Fragmentation cross sections: measurement, systematics and model developement
Doctoral thesis, 2007
Man's attitude towards space exploration has been mainly limited by the health risk related to the exposure to the space radiation environment. Some components of the space field can be characterized by such a high flux to kill a man if directly exposed and in general, all space radiation constitutes a hazard for astronauts engaged in long-term missions. The organizations involved in space exploration programs have therefore given high priority to the problem of radioprotection in space. On one hand, appropriate shielding has been designed and developed to decrease the dose delivered to crew members; on the other hand, efforts have been made to characterize accurately the amount of dose absorbed during a space mission and therefore the biological hazard. One of the issues for estimating the risk is the knowledge of the radiation field both outside and inside the space vessel. While the external environment is fairly well known, the inner field is constantly modified by the presence of the spacecraft hull, the internal materials and even the human body: all these materials interact with the incoming particles and in particular with the heavy ions, which can be fragmented into lighter ions. Nuclear fragmentation of heavy ions in matter has therefore been investigated both from an experimental and a theoretical point of view: fragmentation cross sections have been measured to phenomenologically characterize the process and theoretical and semiempirical models have been developed to predict unmeasured cross sections for any type of incoming radiation field.
This thesis is focused on the nuclear fragmentation process and on the observables that can characterize it, namely fragmentation cross sections. Part of the work deals with the data analysis necessary to obtain the cross sections, the study of their systematics and the development of a semiempirical model which can predict them. Experimental data were analyzed to obtain fluences as well as projectile total and partial charge-changing cross sections for several heavy-ion projectiles, at energies ranging from a few hundred MeV/nucleon up to a few GeV/nucleon, interacting with both elemental targets and compounds. Two new quantities, namely event-track- and even-dose-averaged LET, have also been defined and used to characterize the beam quality. The systematics of all measured projectile partial charge-changing cross sections has then been investigated with particular attention towards the validity of weak and strong factorization. Finally, weak factorization has been used as a pivotal element for the development of a new semiempirical model, GNAC---Generator of Numerical Approximations for charge-changing Cross sections: the comparison between GNAC's predictions and the measurements showed that this model can be considered as a valid tool for the calculation of projectile partial charge-changing cross sections.

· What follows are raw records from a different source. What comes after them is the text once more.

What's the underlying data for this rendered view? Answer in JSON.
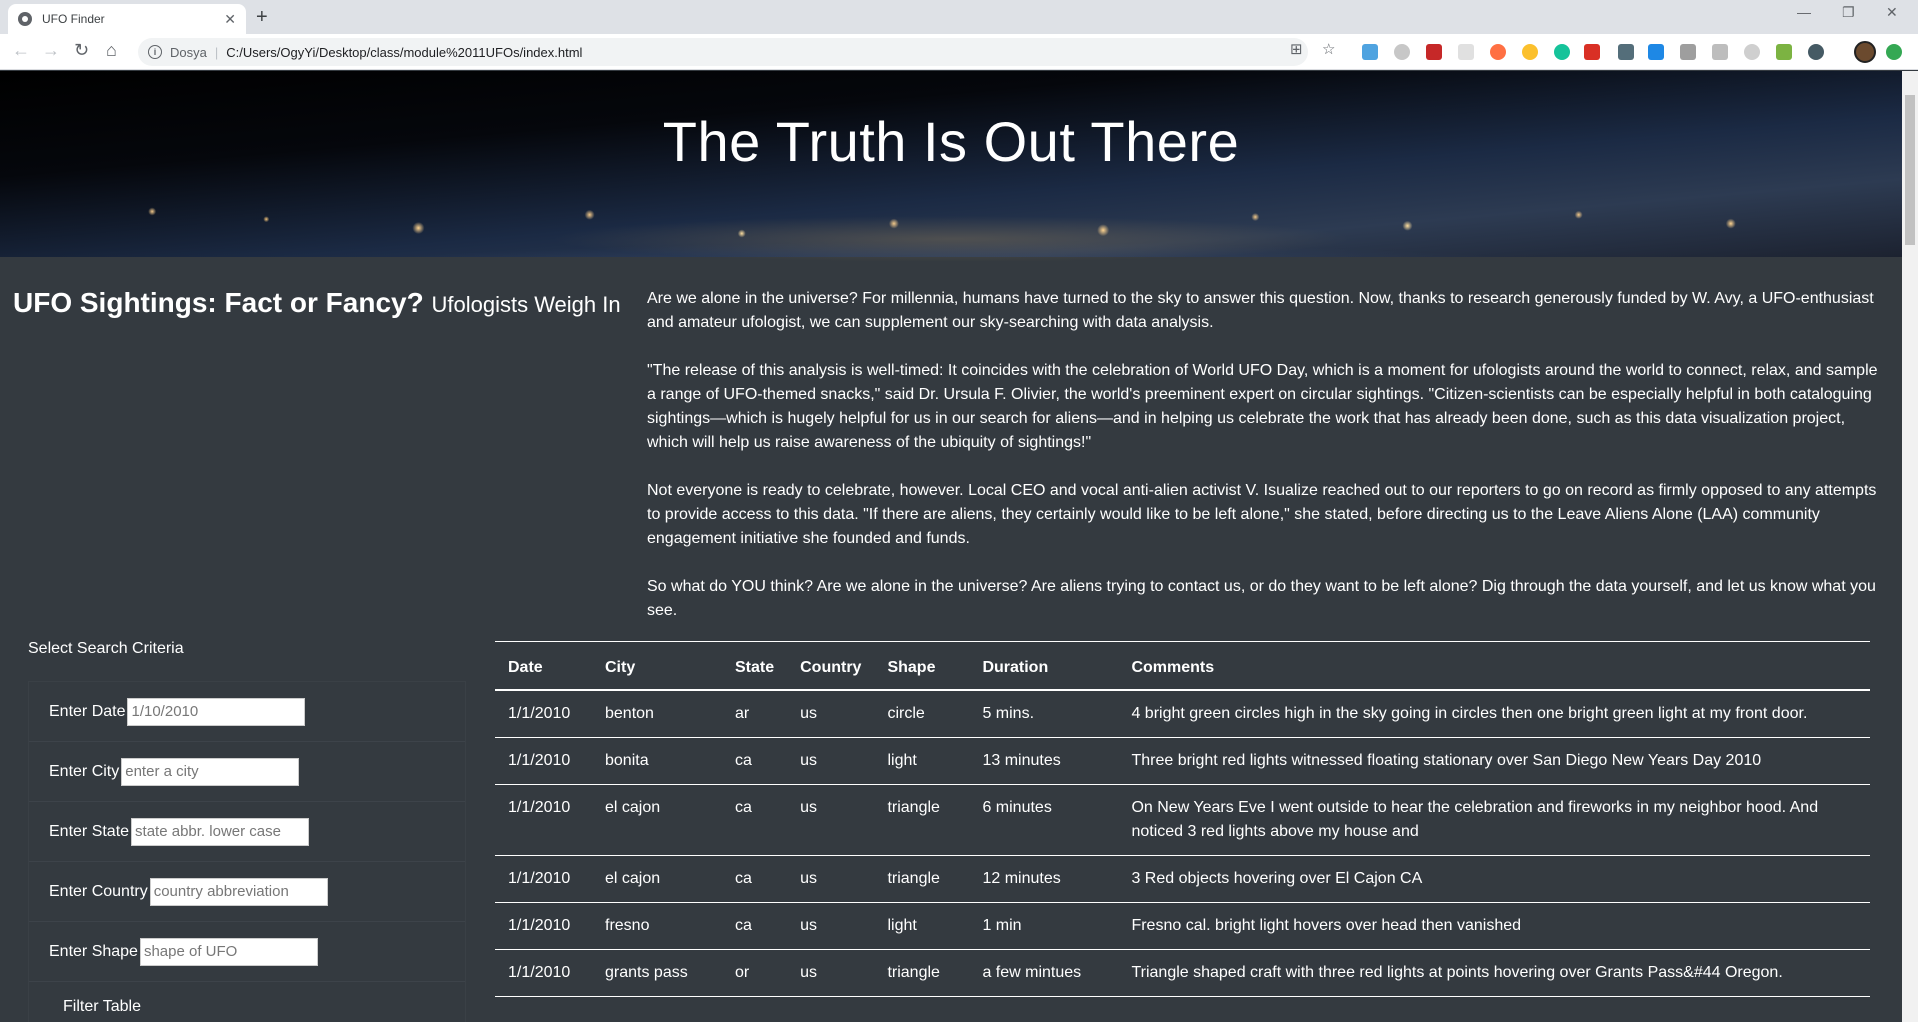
{
  "browser": {
    "tab_title": "UFO Finder",
    "site_label": "Dosya",
    "url": "C:/Users/OgyYi/Desktop/class/module%2011UFOs/index.html"
  },
  "hero": {
    "title": "The Truth Is Out There"
  },
  "headline": {
    "main": "UFO Sightings: Fact or Fancy?",
    "sub": "Ufologists Weigh In"
  },
  "article": {
    "paragraphs": [
      "Are we alone in the universe? For millennia, humans have turned to the sky to answer this question. Now, thanks to research generously funded by W. Avy, a UFO-enthusiast and amateur ufologist, we can supplement our sky-searching with data analysis.",
      "\"The release of this analysis is well-timed: It coincides with the celebration of World UFO Day, which is a moment for ufologists around the world to connect, relax, and sample a range of UFO-themed snacks,\" said Dr. Ursula F. Olivier, the world's preeminent expert on circular sightings. \"Citizen-scientists can be especially helpful in both cataloguing sightings—which is hugely helpful for us in our search for aliens—and in helping us celebrate the work that has already been done, such as this data visualization project, which will help us raise awareness of the ubiquity of sightings!\"",
      "Not everyone is ready to celebrate, however. Local CEO and vocal anti-alien activist V. Isualize reached out to our reporters to go on record as firmly opposed to any attempts to provide access to this data. \"If there are aliens, they certainly would like to be left alone,\" she stated, before directing us to the Leave Aliens Alone (LAA) community engagement initiative she founded and funds.",
      "So what do YOU think? Are we alone in the universe? Are aliens trying to contact us, or do they want to be left alone? Dig through the data yourself, and let us know what you see."
    ]
  },
  "filters": {
    "title": "Select Search Criteria",
    "date_label": "Enter Date",
    "date_placeholder": "1/10/2010",
    "city_label": "Enter City",
    "city_placeholder": "enter a city",
    "state_label": "Enter State",
    "state_placeholder": "state abbr. lower case",
    "country_label": "Enter Country",
    "country_placeholder": "country abbreviation",
    "shape_label": "Enter Shape",
    "shape_placeholder": "shape of UFO",
    "button": "Filter Table"
  },
  "table": {
    "headers": [
      "Date",
      "City",
      "State",
      "Country",
      "Shape",
      "Duration",
      "Comments"
    ],
    "rows": [
      [
        "1/1/2010",
        "benton",
        "ar",
        "us",
        "circle",
        "5 mins.",
        "4 bright green circles high in the sky going in circles then one bright green light at my front door."
      ],
      [
        "1/1/2010",
        "bonita",
        "ca",
        "us",
        "light",
        "13 minutes",
        "Three bright red lights witnessed floating stationary over San Diego New Years Day 2010"
      ],
      [
        "1/1/2010",
        "el cajon",
        "ca",
        "us",
        "triangle",
        "6 minutes",
        "On New Years Eve I went outside to hear the celebration and fireworks in my neighbor hood. And noticed 3 red lights above my house and"
      ],
      [
        "1/1/2010",
        "el cajon",
        "ca",
        "us",
        "triangle",
        "12 minutes",
        "3 Red objects hovering over El Cajon CA"
      ],
      [
        "1/1/2010",
        "fresno",
        "ca",
        "us",
        "light",
        "1 min",
        "Fresno cal. bright light hovers over head then vanished"
      ],
      [
        "1/1/2010",
        "grants pass",
        "or",
        "us",
        "triangle",
        "a few mintues",
        "Triangle shaped craft with three red lights at points hovering over Grants Pass&#44 Oregon."
      ]
    ]
  }
}
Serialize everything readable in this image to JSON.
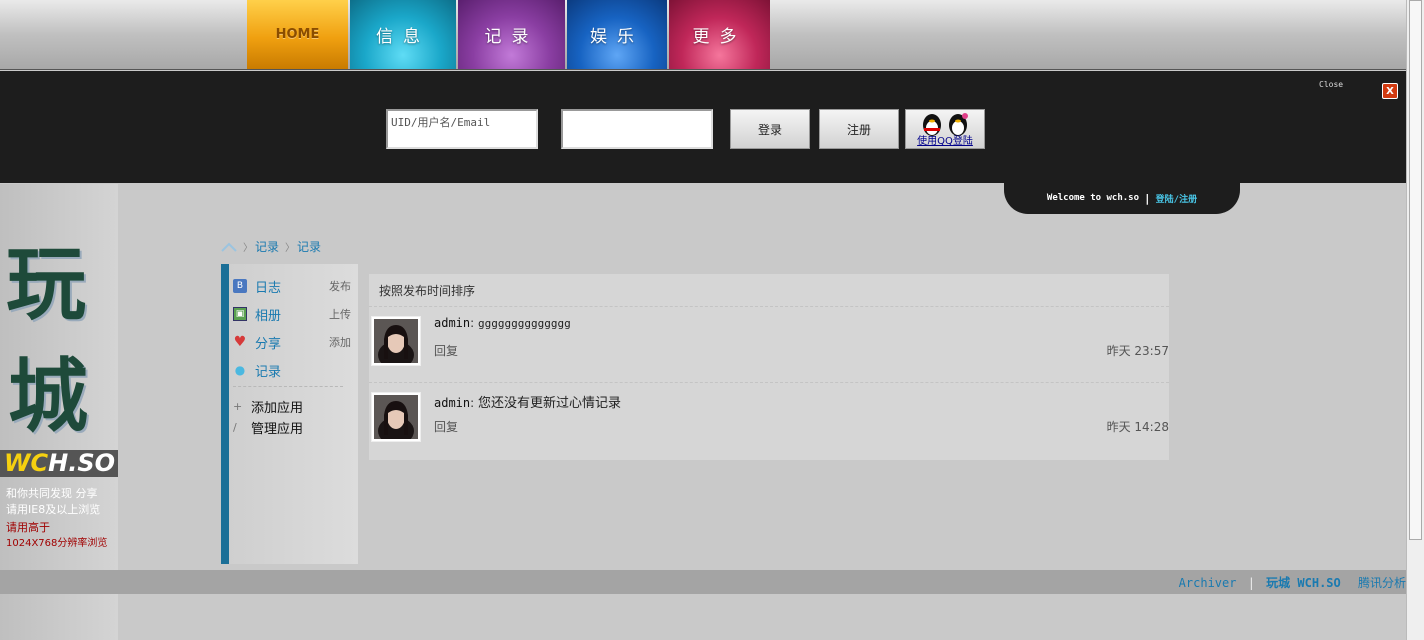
{
  "nav": {
    "tabs": [
      {
        "label": "HOME",
        "color": "#f0a010"
      },
      {
        "label": "信息",
        "color": "#1aa7c9"
      },
      {
        "label": "记录",
        "color": "#8a3ea2"
      },
      {
        "label": "娱乐",
        "color": "#1763c2"
      },
      {
        "label": "更多",
        "color": "#c02759"
      }
    ]
  },
  "login": {
    "username_placeholder": "UID/用户名/Email",
    "password_value": "",
    "login_button": "登录",
    "register_button": "注册",
    "qq_login_label": "使用QQ登陆",
    "close_label": "Close",
    "close_icon_glyph": "X"
  },
  "welcome": {
    "text": "Welcome to wch.so",
    "separator": "|",
    "link": "登陆/注册"
  },
  "logo": {
    "char1": "玩",
    "char2": "城",
    "wordmark_w": "W",
    "wordmark_c": "C",
    "wordmark_rest": "H.SO",
    "tagline1": "和你共同发现 分享",
    "tagline2": "请用IE8及以上浏览",
    "notice1": "请用高于",
    "notice2": "1024X768分辨率浏览"
  },
  "breadcrumb": {
    "sep": "〉",
    "item1": "记录",
    "item2": "记录"
  },
  "sidebar": {
    "items": [
      {
        "label": "日志",
        "action": "发布",
        "icon": "blog-icon",
        "icon_color": "#4a78c0",
        "icon_glyph": "B"
      },
      {
        "label": "相册",
        "action": "上传",
        "icon": "album-icon",
        "icon_color": "#5aa050",
        "icon_glyph": "▣"
      },
      {
        "label": "分享",
        "action": "添加",
        "icon": "share-icon",
        "icon_color": "#d63a3a",
        "icon_glyph": "♥"
      },
      {
        "label": "记录",
        "action": "",
        "icon": "chat-bubble-icon",
        "icon_color": "#4bb8e0",
        "icon_glyph": "●"
      }
    ],
    "add_app": "添加应用",
    "manage_app": "管理应用"
  },
  "main": {
    "sort_label": "按照发布时间排序",
    "entries": [
      {
        "user": "admin",
        "colon": ":",
        "content": "gggggggggggggg",
        "reply": "回复",
        "time": "昨天 23:57"
      },
      {
        "user": "admin",
        "colon": ":",
        "content": "您还没有更新过心情记录",
        "reply": "回复",
        "time": "昨天 14:28"
      }
    ]
  },
  "footer": {
    "archiver": "Archiver",
    "sep": "|",
    "site": "玩城 WCH.SO",
    "analytics": "腾讯分析"
  }
}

projectile total charge-changing cross sections
projectile partial charge-changing cross sections